About this exercise:
If a line below contains the string "Output", return that line.

Dataset records:
****************************************

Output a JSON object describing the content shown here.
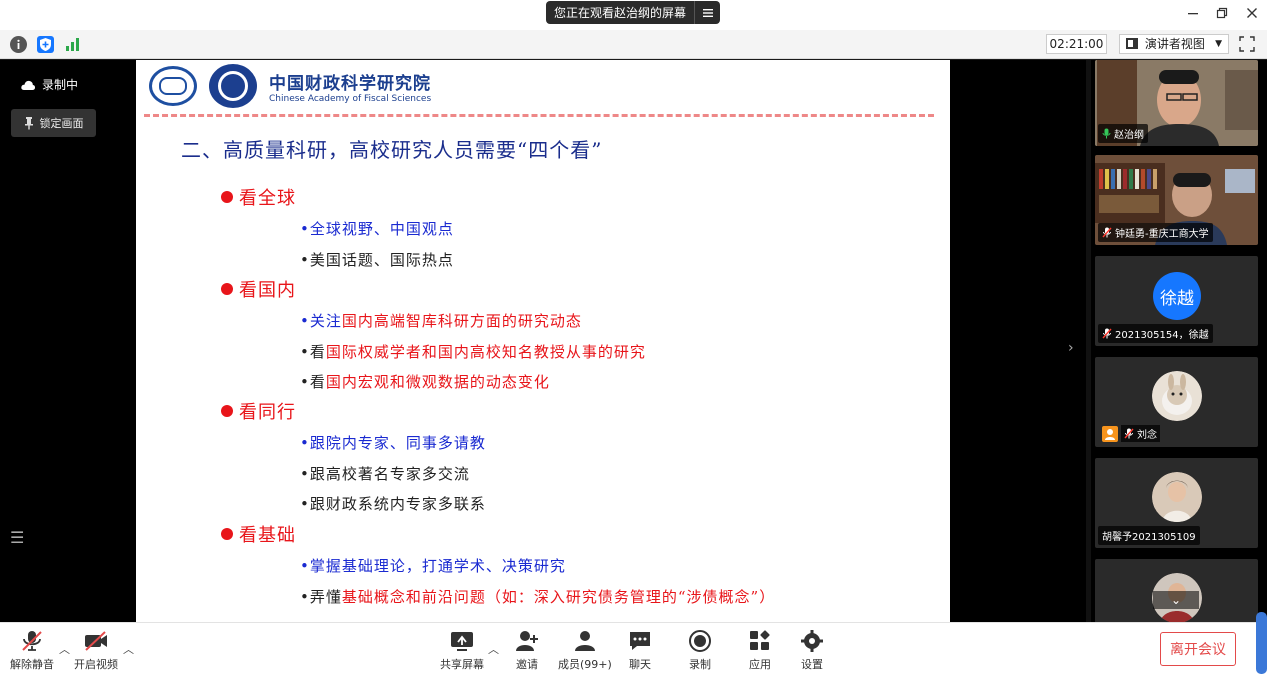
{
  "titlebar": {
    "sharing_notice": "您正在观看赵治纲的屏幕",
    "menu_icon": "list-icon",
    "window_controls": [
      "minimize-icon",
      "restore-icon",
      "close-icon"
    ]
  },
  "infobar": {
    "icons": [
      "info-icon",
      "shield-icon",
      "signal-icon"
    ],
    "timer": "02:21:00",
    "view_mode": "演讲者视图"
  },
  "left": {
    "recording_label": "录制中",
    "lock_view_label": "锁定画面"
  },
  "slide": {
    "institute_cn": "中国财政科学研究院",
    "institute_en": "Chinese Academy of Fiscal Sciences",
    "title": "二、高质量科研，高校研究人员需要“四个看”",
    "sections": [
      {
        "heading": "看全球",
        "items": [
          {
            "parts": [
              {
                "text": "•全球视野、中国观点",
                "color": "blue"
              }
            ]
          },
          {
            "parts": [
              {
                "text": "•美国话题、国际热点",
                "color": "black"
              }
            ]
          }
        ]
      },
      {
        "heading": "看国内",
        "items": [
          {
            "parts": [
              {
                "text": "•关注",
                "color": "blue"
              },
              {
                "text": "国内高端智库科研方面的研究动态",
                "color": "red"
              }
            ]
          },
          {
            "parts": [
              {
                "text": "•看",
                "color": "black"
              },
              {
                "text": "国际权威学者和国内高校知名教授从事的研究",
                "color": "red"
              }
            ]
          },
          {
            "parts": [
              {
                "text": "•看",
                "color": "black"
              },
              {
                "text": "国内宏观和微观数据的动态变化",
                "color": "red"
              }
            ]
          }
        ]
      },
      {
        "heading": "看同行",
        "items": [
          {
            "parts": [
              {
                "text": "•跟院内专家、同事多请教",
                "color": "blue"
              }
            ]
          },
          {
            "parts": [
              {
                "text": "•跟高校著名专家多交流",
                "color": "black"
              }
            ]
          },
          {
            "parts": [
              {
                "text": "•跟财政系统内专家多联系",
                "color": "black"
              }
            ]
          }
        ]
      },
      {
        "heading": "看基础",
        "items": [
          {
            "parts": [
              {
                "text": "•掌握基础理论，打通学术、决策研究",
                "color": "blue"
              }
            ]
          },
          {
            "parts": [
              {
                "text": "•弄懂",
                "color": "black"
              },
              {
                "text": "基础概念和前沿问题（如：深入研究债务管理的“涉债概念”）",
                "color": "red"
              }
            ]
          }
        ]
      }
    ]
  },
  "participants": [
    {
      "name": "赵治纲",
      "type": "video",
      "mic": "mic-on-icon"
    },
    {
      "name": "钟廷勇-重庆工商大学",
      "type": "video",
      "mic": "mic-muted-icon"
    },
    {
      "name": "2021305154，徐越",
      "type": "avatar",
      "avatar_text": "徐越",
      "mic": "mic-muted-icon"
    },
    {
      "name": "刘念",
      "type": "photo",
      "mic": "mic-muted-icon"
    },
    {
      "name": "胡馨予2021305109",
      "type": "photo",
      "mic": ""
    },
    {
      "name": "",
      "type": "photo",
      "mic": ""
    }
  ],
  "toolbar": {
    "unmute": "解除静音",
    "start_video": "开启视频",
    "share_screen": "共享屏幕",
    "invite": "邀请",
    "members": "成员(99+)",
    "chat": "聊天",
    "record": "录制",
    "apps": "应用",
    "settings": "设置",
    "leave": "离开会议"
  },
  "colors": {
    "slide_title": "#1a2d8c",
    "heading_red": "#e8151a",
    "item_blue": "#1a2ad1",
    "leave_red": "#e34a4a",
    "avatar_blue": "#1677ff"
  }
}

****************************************

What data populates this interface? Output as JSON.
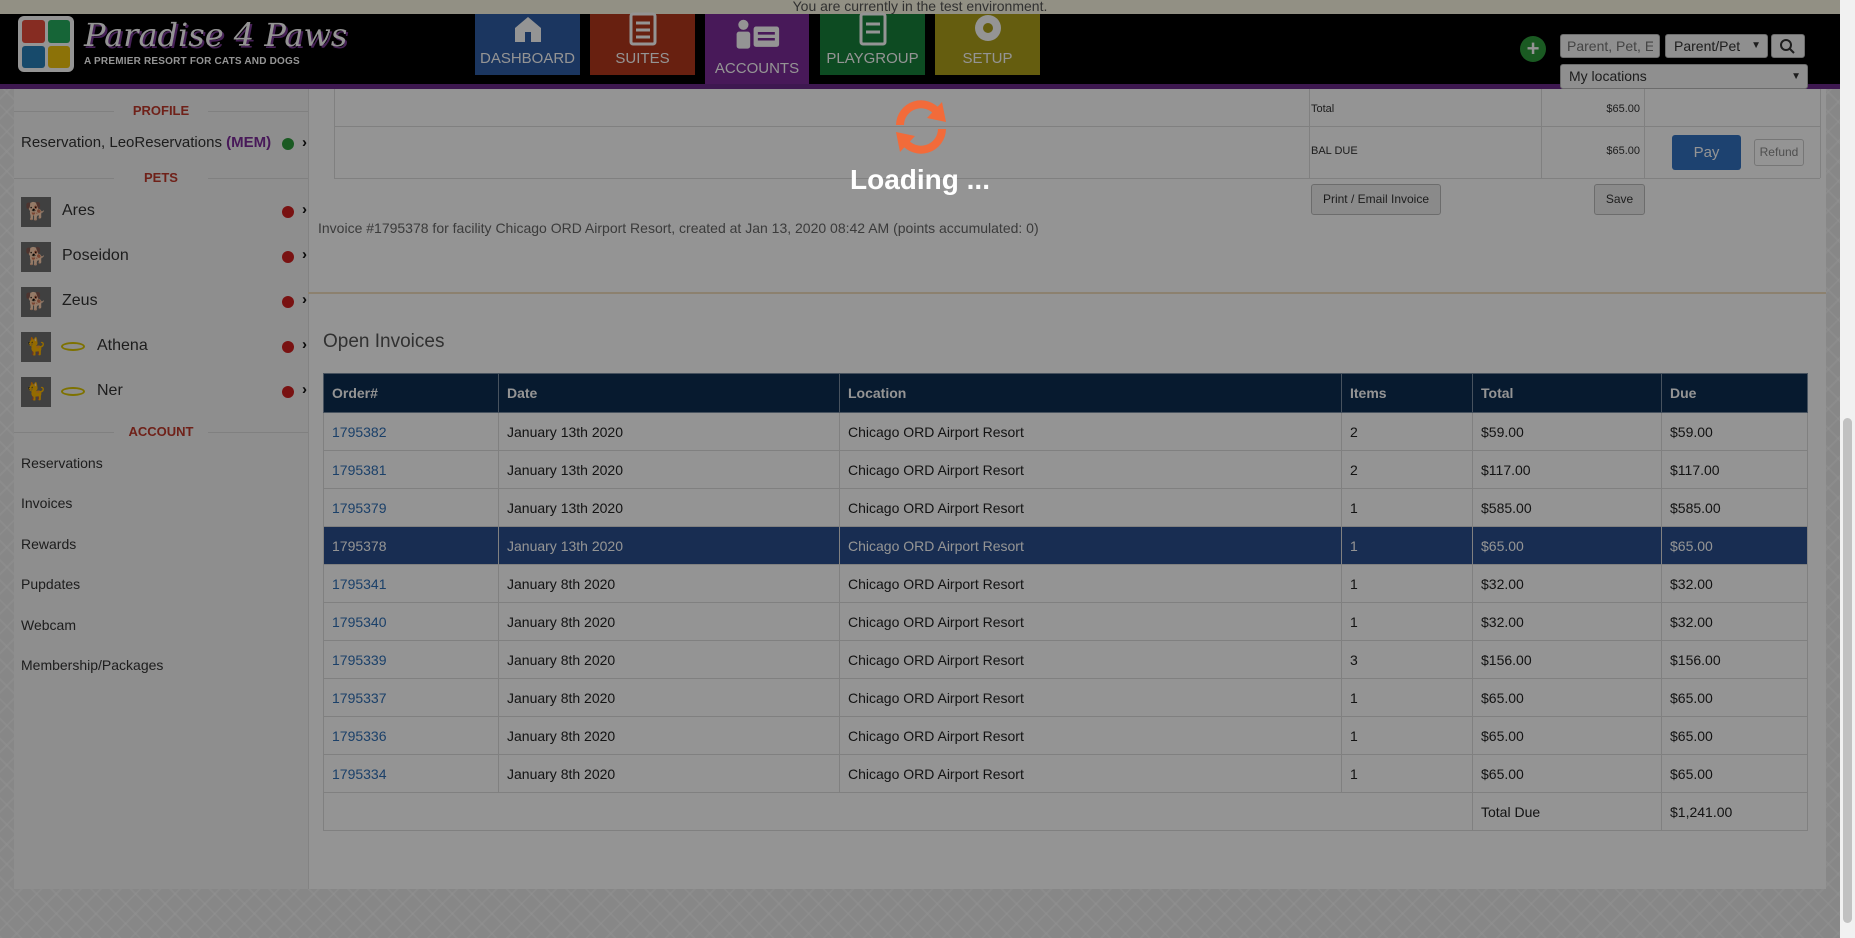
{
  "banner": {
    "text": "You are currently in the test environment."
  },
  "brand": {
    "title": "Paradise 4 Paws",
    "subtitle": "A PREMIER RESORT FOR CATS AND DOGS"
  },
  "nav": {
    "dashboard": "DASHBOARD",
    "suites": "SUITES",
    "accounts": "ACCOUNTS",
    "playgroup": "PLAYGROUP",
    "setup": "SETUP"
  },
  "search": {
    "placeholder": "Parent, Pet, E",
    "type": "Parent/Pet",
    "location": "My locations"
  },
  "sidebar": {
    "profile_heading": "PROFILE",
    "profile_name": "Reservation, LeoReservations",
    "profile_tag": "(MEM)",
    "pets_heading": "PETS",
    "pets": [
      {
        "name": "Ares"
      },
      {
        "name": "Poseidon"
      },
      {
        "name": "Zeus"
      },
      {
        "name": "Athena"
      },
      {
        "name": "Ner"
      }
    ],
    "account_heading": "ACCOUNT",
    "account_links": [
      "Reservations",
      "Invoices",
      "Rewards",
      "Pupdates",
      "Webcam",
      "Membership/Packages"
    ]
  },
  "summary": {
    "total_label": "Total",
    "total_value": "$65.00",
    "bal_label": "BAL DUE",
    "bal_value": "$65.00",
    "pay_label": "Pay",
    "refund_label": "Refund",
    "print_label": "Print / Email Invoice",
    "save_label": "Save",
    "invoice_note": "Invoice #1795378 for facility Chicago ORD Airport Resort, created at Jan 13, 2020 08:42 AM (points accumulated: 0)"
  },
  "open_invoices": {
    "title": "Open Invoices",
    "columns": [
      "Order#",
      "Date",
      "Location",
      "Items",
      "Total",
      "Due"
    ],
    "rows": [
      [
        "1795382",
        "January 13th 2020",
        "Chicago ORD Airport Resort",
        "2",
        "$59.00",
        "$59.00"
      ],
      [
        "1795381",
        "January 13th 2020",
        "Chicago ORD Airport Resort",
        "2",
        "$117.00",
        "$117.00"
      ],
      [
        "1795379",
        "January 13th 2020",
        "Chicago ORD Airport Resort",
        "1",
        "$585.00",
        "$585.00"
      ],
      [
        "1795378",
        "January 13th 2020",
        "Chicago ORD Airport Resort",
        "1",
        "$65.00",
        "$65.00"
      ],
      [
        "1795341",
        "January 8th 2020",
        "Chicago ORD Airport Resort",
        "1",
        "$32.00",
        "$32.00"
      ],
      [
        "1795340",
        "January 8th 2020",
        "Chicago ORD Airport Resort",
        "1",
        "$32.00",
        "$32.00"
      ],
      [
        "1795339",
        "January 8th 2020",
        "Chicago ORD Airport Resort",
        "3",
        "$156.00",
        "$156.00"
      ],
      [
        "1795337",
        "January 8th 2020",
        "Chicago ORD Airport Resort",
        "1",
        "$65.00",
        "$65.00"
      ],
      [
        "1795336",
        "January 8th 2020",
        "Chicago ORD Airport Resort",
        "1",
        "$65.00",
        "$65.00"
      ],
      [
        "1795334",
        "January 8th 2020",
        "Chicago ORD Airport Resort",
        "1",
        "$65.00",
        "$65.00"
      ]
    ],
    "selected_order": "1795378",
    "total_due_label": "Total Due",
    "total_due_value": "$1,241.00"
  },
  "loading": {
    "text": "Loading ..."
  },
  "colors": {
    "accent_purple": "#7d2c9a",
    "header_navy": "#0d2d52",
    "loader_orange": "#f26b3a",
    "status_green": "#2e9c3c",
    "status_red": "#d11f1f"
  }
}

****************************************

Written answer:
Output a JSON object describing the content shown here.
What data populates this interface? Output as JSON.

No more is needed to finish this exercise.